We know that great work is already going on inside and outside government to help people use digital services. We’re collecting examples to share as best practice and to learn from as we develop ideas for assisted digital support. We’ve come across some really exciting work happening at Stevenage Jobcentre Plus (JCP).
The Department for Work and Pensions (DWP) has introduced a number of digital services to help people move into employment. These include Benefits Adviser, which gives claimants estimates on what benefits and credits they may be entitled to when they start work, and Universal Jobmatch, DWP’s online job search service.
Stevenage JCP introduced a digital suite in January 2013 to ensure that claimants who are unable to access these digital services themselves are supported to do so. Claimants now have access to computer facilities at the Jobcentre with staff and third-party organisations targeting support to those claimants who are unable to use the services independently.
This is how the model of support at Stevenage JCP works for Jobseekers Allowance (JSA) claimants:
- When a claimant completes an application for JSA, they will receive a text message or a phone call with an appointment at the Jobcentre to discuss their claim further. Appointments are booked within three working days of the application.
- At the appointment, an adviser will introduce the claimant to the other DWP digital services, including Benefits Adviser and Universal Jobmatch. The claimant will also complete a bespoke skills health check assessment online on a computer at the Jobcentre with the National Careers Service (NCS). This assessment identifies possible areas of skills development for the claimant. A private organisation provides help to complete this process digitally to those claimants that need it, using resources available on the NCS website.
- Employment advisers also offer help to those claimants that need it to produce a high-quality electronic CV, which will improve the claimant’s employment prospects.
- Finally, if needed, advisers signpost the claimant to longer-term, basic computer training, provided by local training providers.
This model provides access to digital services to all claimants. It targets support at only those claimants who need it. This is provided right in the place where claimants are most likely to go for help – their local Jobcentre. The support offered to claimants, is sourced through locally brokered agreements with local service providers, and it encourages claimants to use digital services independently in the future.
We hope this case study gives an example of what support assisted digital services could include. However, a single model of assisted digital support will not fit all transactions. It’s essential to get insight from users and those who support them, and also to bear in mind the complexity of a service when deciding how people could be supported to use it. We’ve put together an assisted digital action plan to provide departments with a guide to developing assisted digital support.
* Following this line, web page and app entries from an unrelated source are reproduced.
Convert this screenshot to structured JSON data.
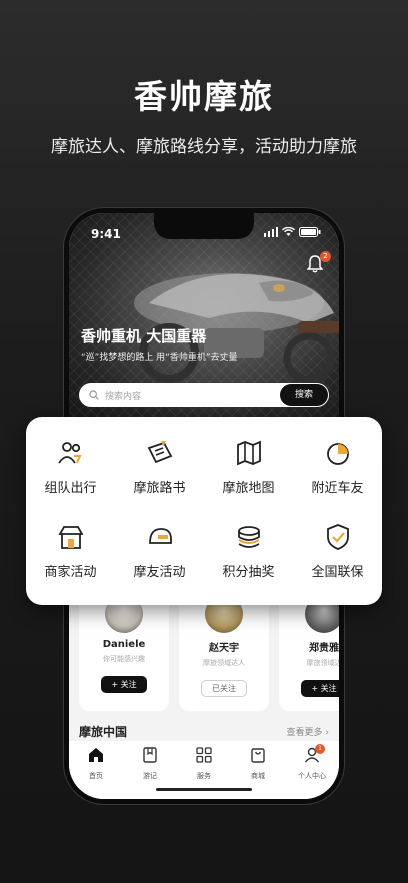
{
  "headline": "香帅摩旅",
  "subline": "摩旅达人、摩旅路线分享，活动助力摩旅",
  "phone": {
    "status_time": "9:41",
    "notification_count": "2",
    "hero": {
      "title": "香帅重机 大国重器",
      "subtitle": "“巡”找梦想的路上 用“香帅重机”去丈量"
    },
    "search": {
      "placeholder": "搜索内容",
      "button": "搜索"
    },
    "users": [
      {
        "name": "Daniele",
        "desc": "你可能感兴趣",
        "follow": "+ 关注",
        "followed": false
      },
      {
        "name": "赵天宇",
        "desc": "摩旅领域达人",
        "follow": "已关注",
        "followed": true
      },
      {
        "name": "郑贵雅",
        "desc": "摩旅领域达",
        "follow": "+ 关注",
        "followed": false
      }
    ],
    "section": {
      "title": "摩旅中国",
      "more": "查看更多"
    },
    "tabs": [
      {
        "label": "首页",
        "icon": "home-icon"
      },
      {
        "label": "游记",
        "icon": "book-icon"
      },
      {
        "label": "服务",
        "icon": "grid-icon"
      },
      {
        "label": "商城",
        "icon": "shop-bag-icon"
      },
      {
        "label": "个人中心",
        "icon": "user-icon",
        "badge": "1"
      }
    ]
  },
  "services": [
    {
      "label": "组队出行",
      "icon": "team-icon"
    },
    {
      "label": "摩旅路书",
      "icon": "route-book-icon"
    },
    {
      "label": "摩旅地图",
      "icon": "map-icon"
    },
    {
      "label": "附近车友",
      "icon": "nearby-icon"
    },
    {
      "label": "商家活动",
      "icon": "merchant-icon"
    },
    {
      "label": "摩友活动",
      "icon": "helmet-icon"
    },
    {
      "label": "积分抽奖",
      "icon": "coins-icon"
    },
    {
      "label": "全国联保",
      "icon": "shield-icon"
    }
  ],
  "colors": {
    "accent": "#e8a93a",
    "badge": "#e2572b",
    "dark": "#111111"
  }
}
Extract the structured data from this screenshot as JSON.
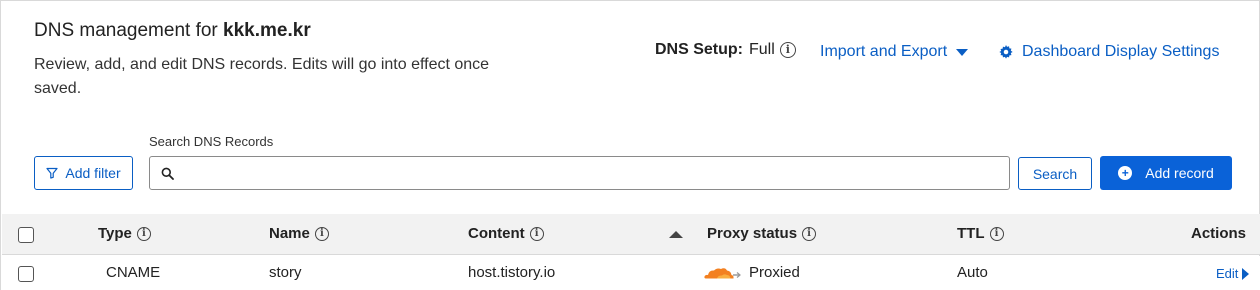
{
  "header": {
    "title_prefix": "DNS management for",
    "domain": "kkk.me.kr",
    "description": "Review, add, and edit DNS records. Edits will go into effect once saved.",
    "dns_setup_label": "DNS Setup:",
    "dns_setup_value": "Full",
    "import_export_label": "Import and Export",
    "display_settings_label": "Dashboard Display Settings"
  },
  "toolbar": {
    "add_filter_label": "Add filter",
    "search_label": "Search DNS Records",
    "search_value": "",
    "search_button_label": "Search",
    "add_record_label": "Add record"
  },
  "table": {
    "columns": {
      "type": "Type",
      "name": "Name",
      "content": "Content",
      "proxy_status": "Proxy status",
      "ttl": "TTL",
      "actions": "Actions"
    },
    "sorted_column": "content",
    "rows": [
      {
        "type": "CNAME",
        "name": "story",
        "content": "host.tistory.io",
        "proxy_status": "Proxied",
        "ttl": "Auto",
        "action": "Edit"
      }
    ]
  },
  "colors": {
    "accent": "#0a5ec4",
    "primary_button": "#0a62d8",
    "proxied_cloud": "#f38020",
    "header_bg": "#f2f2f2"
  },
  "icons": {
    "info": "info-icon",
    "caret": "caret-down-icon",
    "gear": "gear-icon",
    "filter": "filter-icon",
    "search": "search-icon",
    "add": "plus-circle-icon",
    "sort": "sort-ascending-icon",
    "proxied": "orange-cloud-icon",
    "edit": "caret-right-icon"
  }
}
We’re always on the lookout for great examples of people being helped to use a digital service, inside or outside government. If you know of any, get in touch – we’d love to hear from you.